Usually the testator, which is the legal term for the person making the Will, will specify if the contents are to be inherited with the house. It is a personal choice, some people will want to leave the house and contents to the same person and others will specify that the contents or personal effects are to go to someone else or be divided between family members.
What happens if a person makes a will leaving their house to somebody and they subsequently sell that house?
The first point is that when a person makes a will that that does not prevent them from dealing with their assets, whether it is a house or money or shares that you are talking about. So to answer the question this bequest is said to lapse – the person named in the will does not get anything.
What makes a will valid?
- The author must be over 18.
- The will must be in writing.
- The author must be of sound mind at the time.
- The author must sign or mark the will in the presence of two witnesses.
- The two witnesses must sign the will in the author’s presence.
- The authors’ two witnesses cannot be people who will gain or someone whose spouse will gain from the will and they must be present with the author at the same time for their attestation to be valid. (The role of the executor is to carry out the instructions in the will and unlike the witnesses they may or may not gain from the will, again this is a personal decision for the person making the will.

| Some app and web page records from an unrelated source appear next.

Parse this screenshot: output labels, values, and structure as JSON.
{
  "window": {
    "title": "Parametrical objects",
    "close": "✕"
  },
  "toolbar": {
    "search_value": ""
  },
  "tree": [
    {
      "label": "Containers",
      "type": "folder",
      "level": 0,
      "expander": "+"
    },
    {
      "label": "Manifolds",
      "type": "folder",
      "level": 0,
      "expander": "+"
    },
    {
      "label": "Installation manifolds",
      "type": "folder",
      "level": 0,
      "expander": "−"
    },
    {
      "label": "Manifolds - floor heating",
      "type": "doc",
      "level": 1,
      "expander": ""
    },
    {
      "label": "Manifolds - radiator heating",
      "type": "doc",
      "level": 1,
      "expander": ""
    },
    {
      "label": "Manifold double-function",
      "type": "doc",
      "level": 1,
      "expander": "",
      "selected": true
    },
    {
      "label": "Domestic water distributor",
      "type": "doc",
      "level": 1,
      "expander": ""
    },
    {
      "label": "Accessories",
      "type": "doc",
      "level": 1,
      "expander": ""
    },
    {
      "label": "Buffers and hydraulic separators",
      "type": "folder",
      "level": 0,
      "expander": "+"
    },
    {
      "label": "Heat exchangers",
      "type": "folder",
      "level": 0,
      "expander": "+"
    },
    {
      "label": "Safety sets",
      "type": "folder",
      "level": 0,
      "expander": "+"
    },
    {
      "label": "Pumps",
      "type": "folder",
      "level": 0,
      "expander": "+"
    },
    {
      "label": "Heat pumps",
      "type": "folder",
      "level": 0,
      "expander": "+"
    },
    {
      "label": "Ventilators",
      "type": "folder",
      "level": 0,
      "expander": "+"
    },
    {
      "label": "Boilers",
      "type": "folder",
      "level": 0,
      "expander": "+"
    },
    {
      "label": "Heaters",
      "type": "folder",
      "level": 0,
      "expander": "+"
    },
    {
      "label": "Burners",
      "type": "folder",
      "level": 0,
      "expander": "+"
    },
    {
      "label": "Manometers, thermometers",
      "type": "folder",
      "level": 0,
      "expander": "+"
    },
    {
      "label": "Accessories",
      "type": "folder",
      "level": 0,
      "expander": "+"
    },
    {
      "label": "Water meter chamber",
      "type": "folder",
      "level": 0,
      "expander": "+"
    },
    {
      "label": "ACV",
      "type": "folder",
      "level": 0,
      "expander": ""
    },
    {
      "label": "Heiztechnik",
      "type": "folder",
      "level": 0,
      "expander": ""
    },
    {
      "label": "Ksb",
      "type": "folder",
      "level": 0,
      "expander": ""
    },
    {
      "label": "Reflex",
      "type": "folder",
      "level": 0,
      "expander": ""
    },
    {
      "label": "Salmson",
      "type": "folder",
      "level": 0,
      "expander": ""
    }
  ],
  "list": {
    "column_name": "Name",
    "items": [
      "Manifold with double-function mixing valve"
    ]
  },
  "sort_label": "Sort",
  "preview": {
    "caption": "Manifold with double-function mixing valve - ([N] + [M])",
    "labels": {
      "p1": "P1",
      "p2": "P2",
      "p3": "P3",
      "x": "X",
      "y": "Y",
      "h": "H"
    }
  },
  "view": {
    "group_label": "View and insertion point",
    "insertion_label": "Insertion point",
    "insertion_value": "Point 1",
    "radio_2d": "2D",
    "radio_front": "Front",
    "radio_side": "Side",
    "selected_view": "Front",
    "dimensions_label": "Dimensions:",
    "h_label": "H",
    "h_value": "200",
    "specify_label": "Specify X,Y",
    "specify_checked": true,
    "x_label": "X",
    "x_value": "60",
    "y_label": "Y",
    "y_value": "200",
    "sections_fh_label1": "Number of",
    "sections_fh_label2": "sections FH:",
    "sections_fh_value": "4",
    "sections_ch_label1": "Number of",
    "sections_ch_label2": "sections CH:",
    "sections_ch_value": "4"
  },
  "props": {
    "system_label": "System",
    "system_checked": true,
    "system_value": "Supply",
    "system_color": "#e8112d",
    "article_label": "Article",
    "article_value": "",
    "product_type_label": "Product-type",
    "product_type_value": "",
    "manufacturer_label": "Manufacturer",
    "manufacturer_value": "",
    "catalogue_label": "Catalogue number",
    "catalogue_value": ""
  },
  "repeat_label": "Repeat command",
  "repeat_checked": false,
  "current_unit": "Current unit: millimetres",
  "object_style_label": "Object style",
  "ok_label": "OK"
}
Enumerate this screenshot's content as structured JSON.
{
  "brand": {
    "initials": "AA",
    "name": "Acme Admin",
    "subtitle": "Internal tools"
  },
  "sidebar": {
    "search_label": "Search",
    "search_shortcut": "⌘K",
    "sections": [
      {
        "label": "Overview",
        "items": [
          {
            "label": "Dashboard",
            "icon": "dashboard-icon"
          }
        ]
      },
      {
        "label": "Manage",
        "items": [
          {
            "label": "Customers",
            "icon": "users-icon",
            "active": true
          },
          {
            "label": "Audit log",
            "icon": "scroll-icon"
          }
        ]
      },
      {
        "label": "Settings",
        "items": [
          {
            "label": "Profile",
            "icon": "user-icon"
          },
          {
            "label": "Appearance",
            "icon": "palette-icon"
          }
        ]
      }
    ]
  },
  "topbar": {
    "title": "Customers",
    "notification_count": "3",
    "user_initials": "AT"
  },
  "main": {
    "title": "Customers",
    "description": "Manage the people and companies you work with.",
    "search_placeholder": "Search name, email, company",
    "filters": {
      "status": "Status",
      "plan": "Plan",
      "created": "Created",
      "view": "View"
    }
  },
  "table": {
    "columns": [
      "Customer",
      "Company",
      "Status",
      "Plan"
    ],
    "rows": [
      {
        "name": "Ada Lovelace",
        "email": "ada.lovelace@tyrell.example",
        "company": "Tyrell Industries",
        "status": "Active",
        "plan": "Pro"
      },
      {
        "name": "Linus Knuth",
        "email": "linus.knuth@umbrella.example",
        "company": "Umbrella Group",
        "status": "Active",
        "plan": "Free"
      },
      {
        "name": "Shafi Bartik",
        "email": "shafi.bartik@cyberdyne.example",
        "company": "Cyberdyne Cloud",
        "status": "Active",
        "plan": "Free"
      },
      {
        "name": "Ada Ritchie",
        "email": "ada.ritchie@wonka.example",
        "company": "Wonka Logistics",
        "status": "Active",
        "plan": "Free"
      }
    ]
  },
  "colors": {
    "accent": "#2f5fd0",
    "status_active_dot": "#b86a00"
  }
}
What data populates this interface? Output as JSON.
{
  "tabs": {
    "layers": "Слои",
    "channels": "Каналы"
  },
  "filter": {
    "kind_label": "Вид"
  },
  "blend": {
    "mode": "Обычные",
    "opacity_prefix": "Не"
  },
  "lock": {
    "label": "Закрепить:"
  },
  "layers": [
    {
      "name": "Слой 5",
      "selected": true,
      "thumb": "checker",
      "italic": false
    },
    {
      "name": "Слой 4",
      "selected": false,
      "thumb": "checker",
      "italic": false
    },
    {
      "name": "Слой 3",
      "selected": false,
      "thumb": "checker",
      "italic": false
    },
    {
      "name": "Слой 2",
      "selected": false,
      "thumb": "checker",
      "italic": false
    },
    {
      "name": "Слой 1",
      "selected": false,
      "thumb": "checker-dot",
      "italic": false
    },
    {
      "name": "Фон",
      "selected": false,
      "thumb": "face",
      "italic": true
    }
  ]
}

The executor however is not entitled to receive payment for his role but will be reimbursed for out of pocket expenses).
- The witnesses must see the author sign the will but they do not have to see what is written in it.
- The signature or mark must be at the end of the will.
What happens if someone dies without a will or if a will is deemed invalid?
- As we said earlier a person who dies without a will is said to have died ‘intestate’.
- If someone dies intestate, it means the person’s estate, or everything that they own, is distributed in accordance with the law by an administrator.
- In these cases, debts and expenses are firstly deducted, then the estate is distributed as follows if you are survived by:
- A spouse but no children (or grandchildren): your spouse gets the entire estate.
- A spouse and children: your spouse gets two-thirds of your estate and the remaining one-third is divided equally among your children. If one of your children has died, that share goes to his/her children.
- Children, but no spouse: your estate is divided equally among your children (or their children).
- Parents, but no spouse or children: your estate is divided equally between your parents or given entirely to one parent if only one survives.
- Brothers and sisters only: your estate is shared equally among them, with the children of a deceased brother or sister taking his/her share.
- Nieces and nephews only: your estate is divided equally among those surviving.
- Other relatives only: your estate is divided equally between the nearest equal relationship.
- In the absence of a will and of any relatives the estate goes to the state – but this is a very rare occurrence.
Can wills be changed or updated?
A Will can be changed and updated as often as one chooses
A person can make a Will today and change it as often as they wish afterwards. It is important to review the Will regularly.
A Will can be revoked in its entirety and an entirely new Will prepared
Specific parts of the Will can be altered by making what is called a codicil – which is an amendment to the Will without altering or reviewing the entire Will.
It is recommended that people review their Wills regularly.
Can a Will be challenged?
If the author of a will is married and excludes their spouse from the will the spouse is entitled to a ‘legal right share’. That means that a spouse cannot be dis-inherited.
A spouse who has been excluded from a will is entitled to half the estate if there are no children. This share takes priority over all other provisions.
A spouse who has been excluded from a will is entitled to one-third of the estate if there are children. This share takes priority over all other provisions.
Children however, who have been excluded from a will do not have the same entitlements – their circumstances dictate their entitlements.
There are a number of other situations where wills can be challenged.